Harry was an ordinary guy with work pressures and not enough money to buy the things he would like for his family.
As he sits there on the park bench, he wishes that his financial problems would end. And:
Well, hey, a little idol, let's ask it for money. And a sackful of gold coins ($5,000 worth) appears in front of him. So he takes it to the racetrack, and asks the idol which horse to bet on. Sure enough, his horse comes in at 20-1 and now he's got $100,000! But you can see trouble ahead:
When his father confronts him over his changed behavior, he decides to throw away the idol. But it doesn't work; when he gets home the idol has magically returned to his pocket. So he sells his rental property and invests in the stock market, which (thanks to the idol's advice) does spectacularly well for him. But as he continues to pursue wealth:
He partners up with another businessman, and they agree that if either dies, the other will be able to buy back his share of the business. But inevitably, the partner becomes an annoyance to Harry and:
Your wish is the idol's command, and the next thing Harry knows, his partner has fallen out the window to his death. He's horrified but again finds himself unable to rid himself of the idol, or his pathological greed. His son is lonely, so he buys the boy a horse. But tragedy strikes as the boy, inexperienced at riding, is killed. His wife leaves him, and even his father, who had always expressed pride in his son:
Devastated, Harry comes to a critical revelation:
And sure enough, the idol disappears. Harry leaves his magnificent estate behind, and wanders back to his old neighborhood. He sees boys playing and realizes that if he had not found that idol, his son would be out there with them. And then suddenly, there's Bobbie, running up to hug him! And his wife, and his dad, who found the Thanksgiving turkey on the park bench. Yep, somehow Harry's been transported back to the start of the story.
Comments: Wow, what a terrific story! I confess, I got about halfway through it and wondered if it was going to be too depressing for a holiday post.
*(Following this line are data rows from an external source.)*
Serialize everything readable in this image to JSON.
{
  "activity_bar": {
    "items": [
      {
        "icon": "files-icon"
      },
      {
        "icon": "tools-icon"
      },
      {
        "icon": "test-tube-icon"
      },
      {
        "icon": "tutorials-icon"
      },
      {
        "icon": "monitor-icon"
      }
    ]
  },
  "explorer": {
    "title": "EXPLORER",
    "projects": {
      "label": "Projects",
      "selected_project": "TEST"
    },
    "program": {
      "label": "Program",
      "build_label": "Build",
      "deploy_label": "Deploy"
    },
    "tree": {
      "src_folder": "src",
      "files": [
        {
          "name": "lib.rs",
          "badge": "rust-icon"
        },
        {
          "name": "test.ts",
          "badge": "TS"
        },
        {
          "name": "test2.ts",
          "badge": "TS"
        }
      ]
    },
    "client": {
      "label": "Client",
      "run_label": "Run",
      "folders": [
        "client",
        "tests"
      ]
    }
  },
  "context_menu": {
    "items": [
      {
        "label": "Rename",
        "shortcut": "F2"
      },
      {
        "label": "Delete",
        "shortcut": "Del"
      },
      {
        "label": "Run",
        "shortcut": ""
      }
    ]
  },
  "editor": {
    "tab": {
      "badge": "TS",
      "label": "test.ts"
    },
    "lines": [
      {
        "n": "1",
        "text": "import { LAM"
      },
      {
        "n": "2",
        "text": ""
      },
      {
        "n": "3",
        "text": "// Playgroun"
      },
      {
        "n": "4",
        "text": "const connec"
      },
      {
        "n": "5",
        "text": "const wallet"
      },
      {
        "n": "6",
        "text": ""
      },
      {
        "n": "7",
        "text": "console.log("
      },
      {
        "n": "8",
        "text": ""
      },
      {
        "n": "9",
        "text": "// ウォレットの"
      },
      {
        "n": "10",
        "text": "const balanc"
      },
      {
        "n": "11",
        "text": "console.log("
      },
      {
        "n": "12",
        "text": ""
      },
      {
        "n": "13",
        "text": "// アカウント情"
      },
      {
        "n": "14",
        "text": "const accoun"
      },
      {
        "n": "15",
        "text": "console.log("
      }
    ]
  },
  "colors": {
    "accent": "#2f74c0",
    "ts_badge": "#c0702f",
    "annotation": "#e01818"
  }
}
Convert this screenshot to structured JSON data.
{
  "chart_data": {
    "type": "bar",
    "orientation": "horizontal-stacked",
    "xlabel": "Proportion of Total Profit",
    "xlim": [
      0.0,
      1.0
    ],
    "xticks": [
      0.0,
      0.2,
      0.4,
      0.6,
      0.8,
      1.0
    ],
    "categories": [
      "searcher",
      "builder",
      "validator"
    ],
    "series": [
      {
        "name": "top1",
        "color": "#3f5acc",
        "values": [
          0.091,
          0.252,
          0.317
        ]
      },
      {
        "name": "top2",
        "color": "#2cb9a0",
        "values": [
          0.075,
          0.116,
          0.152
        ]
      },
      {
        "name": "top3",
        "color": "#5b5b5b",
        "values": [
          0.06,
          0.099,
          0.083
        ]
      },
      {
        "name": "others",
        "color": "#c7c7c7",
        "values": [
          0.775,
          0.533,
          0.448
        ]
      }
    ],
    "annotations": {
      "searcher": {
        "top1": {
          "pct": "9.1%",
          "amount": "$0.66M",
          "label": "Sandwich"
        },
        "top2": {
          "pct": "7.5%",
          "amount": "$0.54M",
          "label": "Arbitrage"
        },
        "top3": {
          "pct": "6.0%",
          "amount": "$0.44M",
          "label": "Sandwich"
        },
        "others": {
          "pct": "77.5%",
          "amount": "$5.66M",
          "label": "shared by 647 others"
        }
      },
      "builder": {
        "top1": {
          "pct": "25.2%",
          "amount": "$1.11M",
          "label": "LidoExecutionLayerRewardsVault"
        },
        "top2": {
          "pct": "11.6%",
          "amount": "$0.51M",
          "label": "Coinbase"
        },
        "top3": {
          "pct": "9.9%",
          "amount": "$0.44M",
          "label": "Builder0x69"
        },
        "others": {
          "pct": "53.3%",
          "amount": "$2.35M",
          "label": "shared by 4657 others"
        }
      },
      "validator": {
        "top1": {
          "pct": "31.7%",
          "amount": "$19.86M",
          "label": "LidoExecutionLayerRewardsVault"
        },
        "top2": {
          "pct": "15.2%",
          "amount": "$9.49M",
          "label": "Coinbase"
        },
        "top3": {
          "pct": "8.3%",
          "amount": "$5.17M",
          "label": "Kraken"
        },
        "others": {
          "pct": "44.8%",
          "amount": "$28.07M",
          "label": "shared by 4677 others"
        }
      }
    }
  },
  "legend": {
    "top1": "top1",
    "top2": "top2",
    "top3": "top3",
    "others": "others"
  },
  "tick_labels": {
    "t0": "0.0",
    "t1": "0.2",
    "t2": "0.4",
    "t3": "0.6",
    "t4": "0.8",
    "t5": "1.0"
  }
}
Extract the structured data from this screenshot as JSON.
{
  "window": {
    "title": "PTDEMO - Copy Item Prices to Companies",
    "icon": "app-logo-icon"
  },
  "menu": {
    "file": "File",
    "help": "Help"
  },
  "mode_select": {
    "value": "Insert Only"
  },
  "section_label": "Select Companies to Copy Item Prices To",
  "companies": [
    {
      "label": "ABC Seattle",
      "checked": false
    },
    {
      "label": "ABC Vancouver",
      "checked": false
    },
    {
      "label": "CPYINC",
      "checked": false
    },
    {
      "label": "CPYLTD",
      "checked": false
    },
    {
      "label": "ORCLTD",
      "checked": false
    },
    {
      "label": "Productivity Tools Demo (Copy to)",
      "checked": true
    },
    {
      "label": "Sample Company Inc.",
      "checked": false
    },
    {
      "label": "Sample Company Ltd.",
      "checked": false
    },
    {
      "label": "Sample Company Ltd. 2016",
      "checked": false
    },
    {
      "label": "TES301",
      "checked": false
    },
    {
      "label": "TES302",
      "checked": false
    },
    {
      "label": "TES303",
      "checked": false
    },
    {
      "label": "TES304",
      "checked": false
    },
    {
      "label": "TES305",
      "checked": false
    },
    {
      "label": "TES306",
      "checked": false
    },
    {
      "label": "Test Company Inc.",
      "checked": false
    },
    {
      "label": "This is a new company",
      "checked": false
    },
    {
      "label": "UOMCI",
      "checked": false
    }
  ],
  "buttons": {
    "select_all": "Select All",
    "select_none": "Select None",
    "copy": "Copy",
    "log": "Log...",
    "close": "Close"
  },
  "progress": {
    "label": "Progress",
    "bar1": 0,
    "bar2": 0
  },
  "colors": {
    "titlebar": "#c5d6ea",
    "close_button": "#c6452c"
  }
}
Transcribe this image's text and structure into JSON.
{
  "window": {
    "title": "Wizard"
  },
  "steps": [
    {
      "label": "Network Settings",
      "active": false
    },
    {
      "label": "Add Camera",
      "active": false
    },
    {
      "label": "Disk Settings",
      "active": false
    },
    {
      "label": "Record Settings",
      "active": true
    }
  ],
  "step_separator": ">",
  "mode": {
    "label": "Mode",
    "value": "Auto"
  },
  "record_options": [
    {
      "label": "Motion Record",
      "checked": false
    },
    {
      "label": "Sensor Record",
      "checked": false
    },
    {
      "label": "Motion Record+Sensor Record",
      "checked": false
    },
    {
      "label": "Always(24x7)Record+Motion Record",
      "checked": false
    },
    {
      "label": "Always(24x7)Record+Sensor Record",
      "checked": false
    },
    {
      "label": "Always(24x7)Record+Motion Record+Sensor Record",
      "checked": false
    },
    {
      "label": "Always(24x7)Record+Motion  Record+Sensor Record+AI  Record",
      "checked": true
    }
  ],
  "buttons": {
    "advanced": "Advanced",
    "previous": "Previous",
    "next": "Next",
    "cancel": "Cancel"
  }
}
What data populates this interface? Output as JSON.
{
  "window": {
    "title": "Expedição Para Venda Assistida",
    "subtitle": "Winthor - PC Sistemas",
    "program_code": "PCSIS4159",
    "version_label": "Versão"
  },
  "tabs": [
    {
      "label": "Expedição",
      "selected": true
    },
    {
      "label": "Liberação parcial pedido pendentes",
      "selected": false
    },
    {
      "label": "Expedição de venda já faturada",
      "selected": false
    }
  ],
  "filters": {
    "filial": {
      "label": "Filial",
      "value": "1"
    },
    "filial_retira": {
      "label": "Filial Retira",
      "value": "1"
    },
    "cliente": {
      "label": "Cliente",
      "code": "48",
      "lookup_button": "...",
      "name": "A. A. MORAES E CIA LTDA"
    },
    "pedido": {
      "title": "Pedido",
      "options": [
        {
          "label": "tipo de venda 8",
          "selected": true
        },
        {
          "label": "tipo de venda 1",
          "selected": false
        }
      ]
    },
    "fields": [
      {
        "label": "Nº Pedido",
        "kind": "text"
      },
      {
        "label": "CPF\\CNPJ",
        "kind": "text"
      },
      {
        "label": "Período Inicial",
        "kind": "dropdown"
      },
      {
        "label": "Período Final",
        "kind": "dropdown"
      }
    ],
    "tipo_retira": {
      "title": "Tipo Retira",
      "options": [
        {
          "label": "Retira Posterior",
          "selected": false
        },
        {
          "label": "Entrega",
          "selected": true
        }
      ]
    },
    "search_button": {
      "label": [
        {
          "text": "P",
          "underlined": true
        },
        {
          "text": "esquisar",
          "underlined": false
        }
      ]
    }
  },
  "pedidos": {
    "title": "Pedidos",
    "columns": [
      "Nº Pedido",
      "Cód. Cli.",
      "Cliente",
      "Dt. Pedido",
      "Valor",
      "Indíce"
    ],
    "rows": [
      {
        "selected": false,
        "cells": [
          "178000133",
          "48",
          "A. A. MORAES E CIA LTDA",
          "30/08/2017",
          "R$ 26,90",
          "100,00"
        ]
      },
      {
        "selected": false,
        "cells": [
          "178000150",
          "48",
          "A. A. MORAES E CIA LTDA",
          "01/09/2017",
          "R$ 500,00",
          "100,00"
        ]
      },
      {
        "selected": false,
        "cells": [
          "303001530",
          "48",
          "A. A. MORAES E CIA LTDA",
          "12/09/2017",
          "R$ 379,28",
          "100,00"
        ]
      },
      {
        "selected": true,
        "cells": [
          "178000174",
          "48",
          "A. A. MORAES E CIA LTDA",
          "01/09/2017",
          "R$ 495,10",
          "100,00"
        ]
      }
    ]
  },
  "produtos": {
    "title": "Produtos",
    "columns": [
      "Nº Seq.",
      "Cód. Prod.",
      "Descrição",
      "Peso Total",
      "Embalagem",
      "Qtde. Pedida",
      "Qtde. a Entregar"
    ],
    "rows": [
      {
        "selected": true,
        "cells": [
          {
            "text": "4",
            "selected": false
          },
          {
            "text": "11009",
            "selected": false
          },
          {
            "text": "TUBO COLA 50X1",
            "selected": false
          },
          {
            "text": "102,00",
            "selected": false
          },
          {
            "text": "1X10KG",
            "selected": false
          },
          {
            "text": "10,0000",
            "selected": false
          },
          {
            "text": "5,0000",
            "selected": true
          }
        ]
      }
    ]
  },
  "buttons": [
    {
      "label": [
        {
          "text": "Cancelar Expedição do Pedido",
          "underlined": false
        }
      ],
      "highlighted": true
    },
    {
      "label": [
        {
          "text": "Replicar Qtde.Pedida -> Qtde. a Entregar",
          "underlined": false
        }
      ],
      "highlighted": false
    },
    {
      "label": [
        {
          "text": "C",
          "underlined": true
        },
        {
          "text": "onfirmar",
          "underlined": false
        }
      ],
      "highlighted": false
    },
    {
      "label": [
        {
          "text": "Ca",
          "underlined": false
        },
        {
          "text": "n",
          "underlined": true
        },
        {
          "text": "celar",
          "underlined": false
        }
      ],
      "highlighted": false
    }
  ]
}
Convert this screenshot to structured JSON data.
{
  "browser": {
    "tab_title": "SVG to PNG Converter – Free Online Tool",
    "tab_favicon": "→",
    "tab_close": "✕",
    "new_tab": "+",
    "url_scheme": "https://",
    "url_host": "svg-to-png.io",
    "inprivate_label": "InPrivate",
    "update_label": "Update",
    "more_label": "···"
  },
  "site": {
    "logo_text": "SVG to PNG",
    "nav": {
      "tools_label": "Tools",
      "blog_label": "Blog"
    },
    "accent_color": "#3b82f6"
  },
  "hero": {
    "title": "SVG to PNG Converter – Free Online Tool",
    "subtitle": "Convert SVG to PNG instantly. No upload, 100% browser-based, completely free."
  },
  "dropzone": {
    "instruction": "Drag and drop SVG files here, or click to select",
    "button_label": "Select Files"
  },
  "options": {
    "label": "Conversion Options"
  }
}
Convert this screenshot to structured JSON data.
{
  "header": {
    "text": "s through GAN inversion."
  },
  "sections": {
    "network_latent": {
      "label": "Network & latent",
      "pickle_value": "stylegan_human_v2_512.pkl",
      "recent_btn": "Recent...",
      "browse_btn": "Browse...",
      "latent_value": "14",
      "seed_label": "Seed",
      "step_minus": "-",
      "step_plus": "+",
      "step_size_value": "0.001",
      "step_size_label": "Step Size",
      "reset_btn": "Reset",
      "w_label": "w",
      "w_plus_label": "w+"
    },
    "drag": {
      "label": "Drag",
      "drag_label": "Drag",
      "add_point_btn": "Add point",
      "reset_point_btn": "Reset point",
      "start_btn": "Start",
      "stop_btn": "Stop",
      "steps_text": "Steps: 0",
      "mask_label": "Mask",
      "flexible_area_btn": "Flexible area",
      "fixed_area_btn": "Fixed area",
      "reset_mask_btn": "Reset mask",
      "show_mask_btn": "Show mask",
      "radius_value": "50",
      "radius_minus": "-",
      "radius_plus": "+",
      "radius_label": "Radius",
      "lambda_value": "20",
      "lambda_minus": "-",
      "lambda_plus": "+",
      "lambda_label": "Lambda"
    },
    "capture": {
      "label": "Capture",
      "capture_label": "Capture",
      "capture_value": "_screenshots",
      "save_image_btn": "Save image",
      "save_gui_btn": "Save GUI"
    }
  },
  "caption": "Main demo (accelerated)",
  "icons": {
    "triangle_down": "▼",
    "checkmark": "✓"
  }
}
Stories like these, almost certainly from the fertile mind of Richard Hughes (who wrote and edited almost single-handedly the entire ACG line of comics) are why I consider American Comics Group to be the great unknown publisher of the Silver Age.
Happy Thanksgiving Day, everybody!
Why is Forbidden Worlds #73 famous (and the single most valuable comic ACG published in the Silver Age)? It's because of this story:
Yep, it's the first appearance of Herbie Popnecker, considered by many to be the greatest character of the ACG line.